I had an opportunity this week to check out the venue for the Festival Pitch Sessions scheduled for Friday, March 9th from 2 to 4pm. For details see this post. Milano Espresso Lounge, 36 Powell Street in Gastown, has generously offered their stylish space to the festival to host these pitch sessions. Sign up now to reserve your pitch sessions. WIFTV Members $10 + hst | Regular Rate $15 + hst.

As a fan of a traditional Roman espresso roast, I can report that the Americano and apple pastry I enjoyed while there were top notch.
VWIFF Pitch Sessions venue
VWIFF Pitch Sessions venue
Whether your taste runs to espresso, drip or French press, you will find a brew to suit you, along with a delicious assortment of pastries and snacks both decadent and healthful, or a to-order fresh charcuterie plate that will remind you of your last (or next) trip to the continent.

Go to the Milano website for a full description of the unique approach to roasting, blending and serving coffee that owner Brian Turko believes sets his coffee apart from, and above, the norm.

The following is excerpted from their website.

The Milano Difference

Milano Espresso Lounge

“The Milano taste was developed from a century of artisanship in the Italian coffee tradition. This distinguished taste comes from the skill of the torrefazzioni – a secret method roasting and blending, closely guarded, personally taught, and handed down generation to generation. Our lineage of Musetti, Curatolo, and now Turko brings the family owned and operated Casa Torrefazione (house roaster and blender) into the twenty-first century.

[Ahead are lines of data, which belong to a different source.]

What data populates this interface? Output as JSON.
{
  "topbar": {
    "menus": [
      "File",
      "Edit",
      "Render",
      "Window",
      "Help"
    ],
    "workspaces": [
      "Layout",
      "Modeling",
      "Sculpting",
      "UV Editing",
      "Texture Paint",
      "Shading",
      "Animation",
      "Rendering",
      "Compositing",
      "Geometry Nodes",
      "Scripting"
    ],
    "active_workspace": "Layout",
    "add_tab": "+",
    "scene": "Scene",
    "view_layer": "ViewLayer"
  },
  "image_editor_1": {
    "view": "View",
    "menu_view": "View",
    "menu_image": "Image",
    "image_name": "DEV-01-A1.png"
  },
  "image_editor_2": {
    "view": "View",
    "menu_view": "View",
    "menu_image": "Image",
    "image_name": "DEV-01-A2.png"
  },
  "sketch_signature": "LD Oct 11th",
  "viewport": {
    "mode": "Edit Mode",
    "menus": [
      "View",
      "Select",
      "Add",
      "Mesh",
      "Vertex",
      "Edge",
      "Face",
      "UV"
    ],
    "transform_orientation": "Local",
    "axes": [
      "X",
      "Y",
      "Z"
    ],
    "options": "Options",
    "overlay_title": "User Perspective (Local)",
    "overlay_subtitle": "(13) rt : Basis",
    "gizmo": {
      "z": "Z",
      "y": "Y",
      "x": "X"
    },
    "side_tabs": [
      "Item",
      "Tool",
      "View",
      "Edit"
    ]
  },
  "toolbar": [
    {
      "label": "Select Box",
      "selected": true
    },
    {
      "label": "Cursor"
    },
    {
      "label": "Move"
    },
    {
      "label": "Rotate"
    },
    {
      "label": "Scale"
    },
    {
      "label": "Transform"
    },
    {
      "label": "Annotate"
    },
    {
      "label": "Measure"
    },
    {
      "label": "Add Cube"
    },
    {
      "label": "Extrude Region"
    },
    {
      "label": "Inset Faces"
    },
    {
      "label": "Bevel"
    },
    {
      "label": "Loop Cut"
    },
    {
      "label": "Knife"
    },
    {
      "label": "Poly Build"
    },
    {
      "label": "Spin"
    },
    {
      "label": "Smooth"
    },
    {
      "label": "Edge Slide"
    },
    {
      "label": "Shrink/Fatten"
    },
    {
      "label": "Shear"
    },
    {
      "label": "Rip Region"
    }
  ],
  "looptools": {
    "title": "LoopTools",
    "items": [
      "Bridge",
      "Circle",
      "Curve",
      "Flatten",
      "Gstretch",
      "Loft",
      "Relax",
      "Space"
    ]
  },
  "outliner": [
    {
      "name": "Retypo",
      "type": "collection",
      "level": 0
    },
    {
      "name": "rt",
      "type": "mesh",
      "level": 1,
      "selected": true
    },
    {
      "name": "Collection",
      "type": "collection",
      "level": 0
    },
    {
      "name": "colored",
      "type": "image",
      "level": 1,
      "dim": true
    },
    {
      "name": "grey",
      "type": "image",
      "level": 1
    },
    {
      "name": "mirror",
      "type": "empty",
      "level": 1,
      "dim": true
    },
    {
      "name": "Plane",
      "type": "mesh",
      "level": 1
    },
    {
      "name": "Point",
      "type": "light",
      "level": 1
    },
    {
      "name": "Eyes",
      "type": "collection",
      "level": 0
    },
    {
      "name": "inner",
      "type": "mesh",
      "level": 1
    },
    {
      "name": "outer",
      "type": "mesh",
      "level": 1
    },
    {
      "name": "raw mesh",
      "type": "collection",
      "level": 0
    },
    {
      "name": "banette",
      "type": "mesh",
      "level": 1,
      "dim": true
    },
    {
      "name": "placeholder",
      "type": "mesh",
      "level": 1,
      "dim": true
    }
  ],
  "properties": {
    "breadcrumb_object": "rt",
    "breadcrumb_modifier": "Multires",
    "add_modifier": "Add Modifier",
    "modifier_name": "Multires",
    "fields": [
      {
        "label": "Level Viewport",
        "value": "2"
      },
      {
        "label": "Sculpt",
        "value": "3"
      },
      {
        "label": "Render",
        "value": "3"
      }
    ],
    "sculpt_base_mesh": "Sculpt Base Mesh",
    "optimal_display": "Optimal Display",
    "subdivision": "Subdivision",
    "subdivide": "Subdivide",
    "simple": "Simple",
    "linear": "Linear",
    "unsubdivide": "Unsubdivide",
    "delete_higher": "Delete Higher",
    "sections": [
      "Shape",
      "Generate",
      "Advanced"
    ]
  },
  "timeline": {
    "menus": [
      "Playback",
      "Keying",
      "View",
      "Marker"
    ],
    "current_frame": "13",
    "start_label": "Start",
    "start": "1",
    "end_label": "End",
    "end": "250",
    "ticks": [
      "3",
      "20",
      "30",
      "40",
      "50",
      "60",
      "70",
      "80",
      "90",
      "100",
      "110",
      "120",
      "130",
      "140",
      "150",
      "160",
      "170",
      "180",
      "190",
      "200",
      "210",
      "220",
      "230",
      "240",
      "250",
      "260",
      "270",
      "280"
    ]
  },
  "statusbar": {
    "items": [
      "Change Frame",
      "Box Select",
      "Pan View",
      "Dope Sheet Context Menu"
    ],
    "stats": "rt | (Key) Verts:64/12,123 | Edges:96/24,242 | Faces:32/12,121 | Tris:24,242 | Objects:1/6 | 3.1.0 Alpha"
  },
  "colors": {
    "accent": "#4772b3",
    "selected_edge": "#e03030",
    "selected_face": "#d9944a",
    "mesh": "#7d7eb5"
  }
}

Coffee cup and Pitching bookThe miscela, or blend, is at the heart of our taste. While many attempt it, there are very few outside of Italy that can masterfully balance and harmonize 100% Arabica coffee into 9-10-11 (or even 12) bean blends. This is extremely rare in the coffee industry and we offer this to the coffee lover as an experience that sets Milano Coffee apart.”